• [Task to complete]: Your task is to filter the data below down to the lines holding "price".

• [Task input]:
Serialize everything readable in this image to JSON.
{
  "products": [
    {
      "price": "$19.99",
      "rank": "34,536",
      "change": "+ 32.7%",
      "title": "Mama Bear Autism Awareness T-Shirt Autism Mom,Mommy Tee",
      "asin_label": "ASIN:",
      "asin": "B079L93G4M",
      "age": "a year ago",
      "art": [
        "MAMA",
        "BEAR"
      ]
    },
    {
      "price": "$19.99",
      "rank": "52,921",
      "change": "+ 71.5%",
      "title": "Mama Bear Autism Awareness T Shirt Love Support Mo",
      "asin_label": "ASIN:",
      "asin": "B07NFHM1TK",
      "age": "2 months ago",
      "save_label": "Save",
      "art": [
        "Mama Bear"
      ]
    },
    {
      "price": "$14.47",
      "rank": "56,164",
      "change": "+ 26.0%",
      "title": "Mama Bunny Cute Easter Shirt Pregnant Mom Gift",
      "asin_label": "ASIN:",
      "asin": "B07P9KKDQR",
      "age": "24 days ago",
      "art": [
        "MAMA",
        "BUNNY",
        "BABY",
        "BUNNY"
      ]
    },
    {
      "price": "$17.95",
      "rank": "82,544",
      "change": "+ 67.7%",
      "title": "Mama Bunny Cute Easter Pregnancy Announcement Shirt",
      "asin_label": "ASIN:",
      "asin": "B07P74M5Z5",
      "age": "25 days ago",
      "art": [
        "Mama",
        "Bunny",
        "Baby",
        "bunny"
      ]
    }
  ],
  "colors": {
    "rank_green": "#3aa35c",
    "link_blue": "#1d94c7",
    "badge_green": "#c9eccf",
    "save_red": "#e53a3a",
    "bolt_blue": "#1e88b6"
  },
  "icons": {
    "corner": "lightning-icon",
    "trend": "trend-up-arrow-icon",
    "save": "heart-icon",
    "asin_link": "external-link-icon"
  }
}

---

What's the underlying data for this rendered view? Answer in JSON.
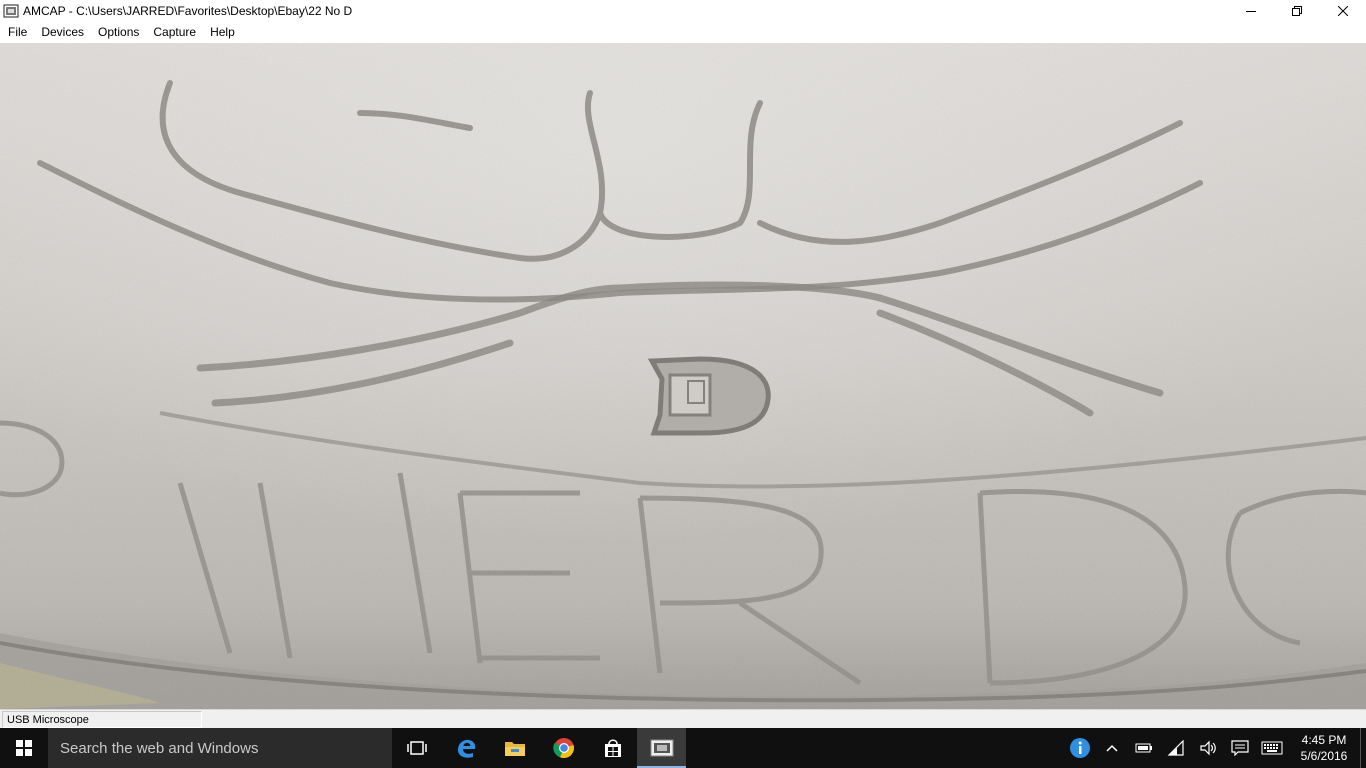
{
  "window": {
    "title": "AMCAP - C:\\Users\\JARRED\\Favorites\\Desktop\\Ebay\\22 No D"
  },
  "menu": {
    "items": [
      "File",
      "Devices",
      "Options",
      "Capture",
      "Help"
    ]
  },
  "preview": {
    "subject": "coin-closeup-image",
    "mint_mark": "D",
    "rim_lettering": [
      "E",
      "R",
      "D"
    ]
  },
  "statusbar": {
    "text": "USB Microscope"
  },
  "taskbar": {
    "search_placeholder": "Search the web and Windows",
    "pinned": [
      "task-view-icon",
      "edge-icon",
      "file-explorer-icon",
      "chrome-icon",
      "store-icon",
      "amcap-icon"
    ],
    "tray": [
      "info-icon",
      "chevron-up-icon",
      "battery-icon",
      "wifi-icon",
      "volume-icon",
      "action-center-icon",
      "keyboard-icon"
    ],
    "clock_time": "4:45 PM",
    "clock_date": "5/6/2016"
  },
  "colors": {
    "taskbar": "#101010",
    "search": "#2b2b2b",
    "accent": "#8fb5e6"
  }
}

• [Output below]:
      "price": "$19.99",
      "price": "$19.99",
      "price": "$14.47",
      "price": "$17.95",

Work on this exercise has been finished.